An entire generation speaks hip-hop – even in sport
How the sports industry can integrate urban culture & use it authentically
Sport has long been a domain where companies turn to the same marketing methods time and again: a logo on a player’s chest, advertising boards inside a stadium or TV adverts during half-time. But as Generation Z develops into a target for advertisers, it is time to upgrade these tried-and-trusted techniques. The competition for GenZ’s attention is fierce. Gaming and hip-hop, in particular, play just as big a role (if not an even bigger one) in their leisure time, with Spotify, TikTok, Twitch and Netflix, making them a much more natural part of the daily life of this generation aged 14 to 29 than sport.
Published on October 7th, 2022
In this article:
SPORT, HIP-HOP AND GAMING – A MATCH MADE IN HEAVEN
However, they needn’t compete with each other. Thanks to their shared values, like internationalism with a clear regional focus, an awareness of competition and cultural diversity, and the belief that people can make it big, even if they start at the bottom, there is significant overlap between the target audiences of sport, gaming and hip-hop: the perfect conditions for collaborations. Using these urban cultural platforms honestly and in the right way could be a real opportunity for almost every sport – and especially those faced with an allegedly ageing fan base – to gain relevance for a young target audience. In our view, it would be an error indeed if handball, ice hockey and similar sports believed that they primarily needed to make their live experiences more exciting, even changing the way they were played. It would also be a mistake if they thought that it was sufficient to use tried-and-trusted content on new OTT and streaming platforms. Instead, they also need to keep expanding their non-live experience and make it more entertaining.
COLLABORATION AS AN OPPORTUNITY
Collaborations with hip-hop artists linked to a sport or even a club would be an easy starting point. For advertisers, this is also a huge opportunity to add pop culture content to their brands and benefit from artists’ knowledge of the target group, reach, network and creative input. And if they don’t have a direct link to these urban culture topics, rights holders can be the perfect bridge between rap or gaming content creators and companies.
ABOUT THE EPAPER
SPORTFIVE’s goal is to bring together brands, rights holders and stakeholders from the pop culture worlds of hip-hop, gaming and the like. In an epaper, it showcases exciting insights and informative interviews from a variety of perspectives, as well as national and international best cases, to highlight the different facets of urban culture and its marketing potential. In so doing, it always focuses on the connection to sport – which is in SPORTFIVE’s DNA
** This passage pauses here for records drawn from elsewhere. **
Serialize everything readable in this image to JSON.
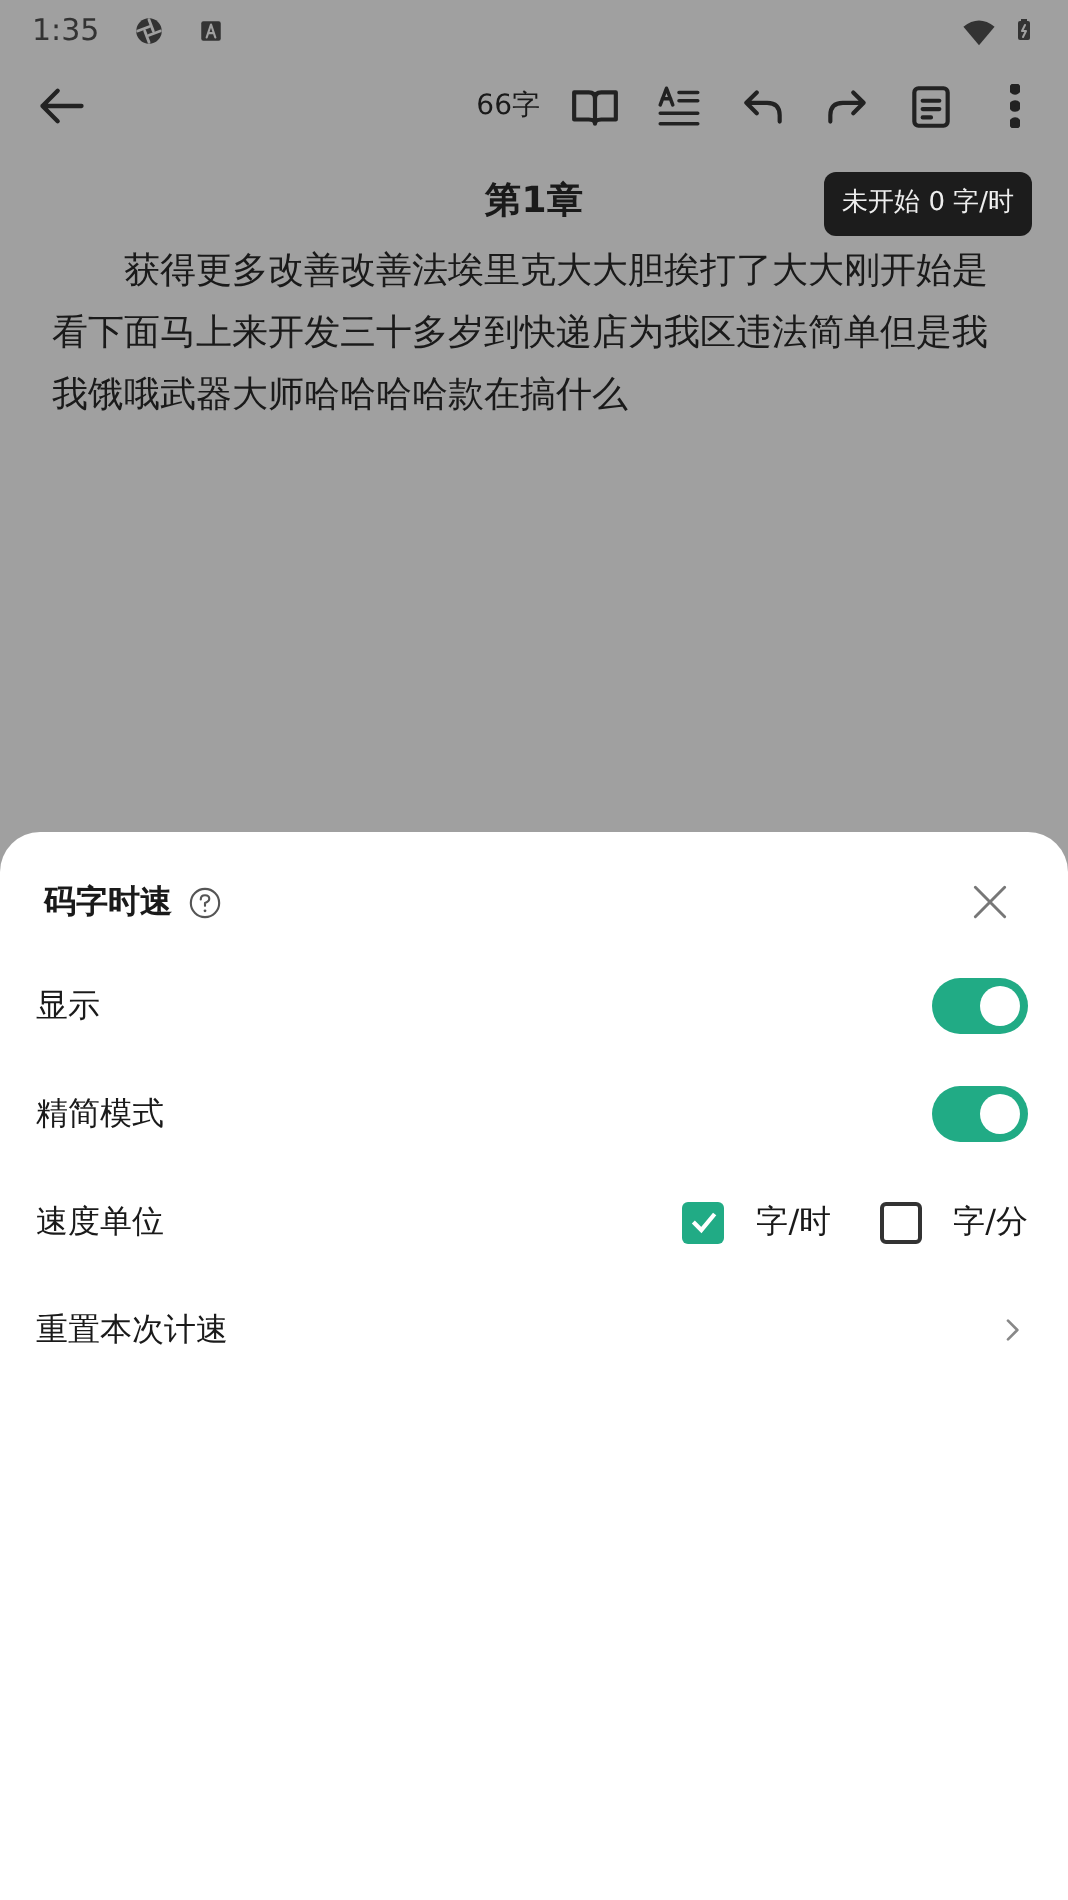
{
  "status_bar": {
    "time": "1:35"
  },
  "toolbar": {
    "word_count": "66字"
  },
  "chapter": {
    "title": "第1章",
    "body": "获得更多改善改善法埃里克大大胆挨打了大大刚开始是看下面马上来开发三十多岁到快递店为我区违法简单但是我我饿哦武器大师哈哈哈哈款在搞什么"
  },
  "speed_badge": "未开始 0 字/时",
  "sheet": {
    "title": "码字时速",
    "rows": [
      {
        "kind": "toggle",
        "label": "显示",
        "on": true
      },
      {
        "kind": "toggle",
        "label": "精简模式",
        "on": true
      },
      {
        "kind": "choice",
        "label": "速度单位",
        "options": [
          {
            "label": "字/时",
            "selected": true
          },
          {
            "label": "字/分",
            "selected": false
          }
        ]
      },
      {
        "kind": "link",
        "label": "重置本次计速"
      }
    ]
  }
}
5 ISSUES – 5 EXPERTS
“The sought-after target group of young people can be found at the intersection of sport, gaming and hip-hop.”
Niko Backspin on the importance of hip-hop, the needs of the target group and the potential for sport.
“Hip-hop is now one of the key pioneers behind all kinds of developments in fashion”
Flemming Pinck on the significance of hip hop for fashion & merch, NFTs and the development of a Hamburg-based fashion brand inspired by skating and surfing.
“Modern brands like Hugo Boss, PlayStation and Zalando have discovered the communicative potential of street art. Sport and its advertisers aren’t there yet."
Steffen Ansorge on graffiti as an impactful form of communication in sport and outdoor advertising.
“Sports rights holders are wrong to think that they need to primarily make their live experience quicker and more exciting for young target groups. Instead, they need to start by making their non-live experience and the underlying content more entertaining.”
Max Schneider-Ludorff on hip-hop collaborations for events, the role of music at sports events and the transformation of the values “realness” and “underground” in hip-hop.
“In the future, the key employees at sports clubs from a marketing perspective won’t be athletes – they’ll be the clubs’ own influencers”.
Massoud Mahgoli on gaming products with a street vibe, rappers as the metaverse pioneers and how he and SPORTFIVE want to emulate the FaZe Clan and the 100 Thieves with their own SQVAD team.